By Jim Schutze
By Rachel Watts
By Lauren Drewes Daniels
By Anna Merlan
By Lee Escobedo
In a Nov. 29 Morning News story chronicling the saga of Krasniqi and his wife Kathy, who lost custody of their children five and a half years ago, Krasniqi expresses frustration at the legal system and bitterness at witnesses who testified against him.
At the very end of the lengthy story that details how the children were adopted by another family last year and converted to Christianity, Krasniqi told the Morning News that if he ever saw one particular unnamed witness again, he would kill her. He also said, "If I had known it would be like this, I would be dead a long time ago, but a lot of people would go with me."
In the next breath, Krasniqi added: "It would be wrong to hurt somebody."
Last week, after Krasniqi had turned himself in to authorities and been released on bond, he told the Observer, "I don't meant nothing by what I said. I never say any names. I never threatened anybody. I'm not that kind of stupid jerk. I just meant if they came to my house again, I would kill someone rather than let them take my children again."
Khalid Hamideh, one of Krasniqi's attorneys, called the charges "ludicrous" and "selective enforcement" of the law. "It's scary to think we still live in a society that could send someone to jail for 30 years for blowing off steam in an interview with The Dallas Morning News," he said.
Dallas County prosecutor Cecil Emerson sees it differently: "If I were a woman at home rearing children, and not hardened to the way people talk, I might not take it as blowing off steam, but might think they might really do something to me."
Emerson says the statements in the News were the basis for the indictment under a law that he admits is rarely used. According to the Texas Penal Code, a person commits a felony when "they harm or threaten to harm by an unlawful act" a person in retaliation for, among other things, testifying as a witness against them. It is punishable by two to 10 years in prison and a $10,000 fine. "The statute encourages people to report crimes without fear of retaliation," says Emerson.
Lawyers and reporters who have chronicled the Krasniqi story, which has become an international cause celebre since it first appeared on ABC-TV's "20/20" last August, say this recent turn of events is particularly upsetting.
"It's chilling to be indicted off something so clearly ambiguous in print," says Jim Schutze, Dallas bureau chief of the Houston Chronicle, who has written several stories about the Krasniqis. "It comes down to intent. When Sam Krasniqi made those remarks to [News] reporter Sherry Jacobson, did he intend them as threats or were they an expression of frustration? If I was the reporter, I would have tried to find out. It's not clear she did. If the Morning News thought Krasniqi was serious, why did they put it at the end of the story? It seems to me that would have been the story--and the headline."
Reporter Sherry Jacobson would not comment about her story. "The story speaks for itself," said Jacobson, who testified in front of the grand jury that indicted Krasniqi.
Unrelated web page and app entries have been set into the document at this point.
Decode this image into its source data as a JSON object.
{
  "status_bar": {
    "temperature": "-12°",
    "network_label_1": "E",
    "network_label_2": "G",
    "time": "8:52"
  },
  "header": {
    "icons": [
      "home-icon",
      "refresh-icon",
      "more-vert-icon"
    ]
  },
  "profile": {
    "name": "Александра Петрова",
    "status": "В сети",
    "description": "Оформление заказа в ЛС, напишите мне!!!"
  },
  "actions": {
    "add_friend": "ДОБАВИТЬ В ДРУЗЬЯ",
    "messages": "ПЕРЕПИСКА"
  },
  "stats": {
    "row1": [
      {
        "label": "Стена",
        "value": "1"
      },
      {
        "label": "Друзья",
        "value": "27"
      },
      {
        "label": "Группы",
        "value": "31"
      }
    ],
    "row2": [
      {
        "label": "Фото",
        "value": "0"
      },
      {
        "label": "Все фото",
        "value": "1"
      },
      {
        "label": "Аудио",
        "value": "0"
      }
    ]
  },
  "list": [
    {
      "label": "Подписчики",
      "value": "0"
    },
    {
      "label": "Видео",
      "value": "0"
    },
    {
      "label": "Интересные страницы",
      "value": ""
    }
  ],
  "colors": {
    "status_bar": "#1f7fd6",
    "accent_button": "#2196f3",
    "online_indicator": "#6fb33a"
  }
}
She referred questions to executive editor Ralph Langer, who refused to talk to the Observer.
Attorney Paul Watler, president-elect of the Texas Freedom of Information Foundation, also refused to comment about the story or its implications for freedom of speech or the press, citing his role as private legal counsel for the Morning News. "I'm not going to mix up these two roles," he said. "My involvement in this case is not associated with the Freedom of Information Foundation." Watler also referred the Observer to Langer. "I'm sure he'll be glad to comment," Watler said.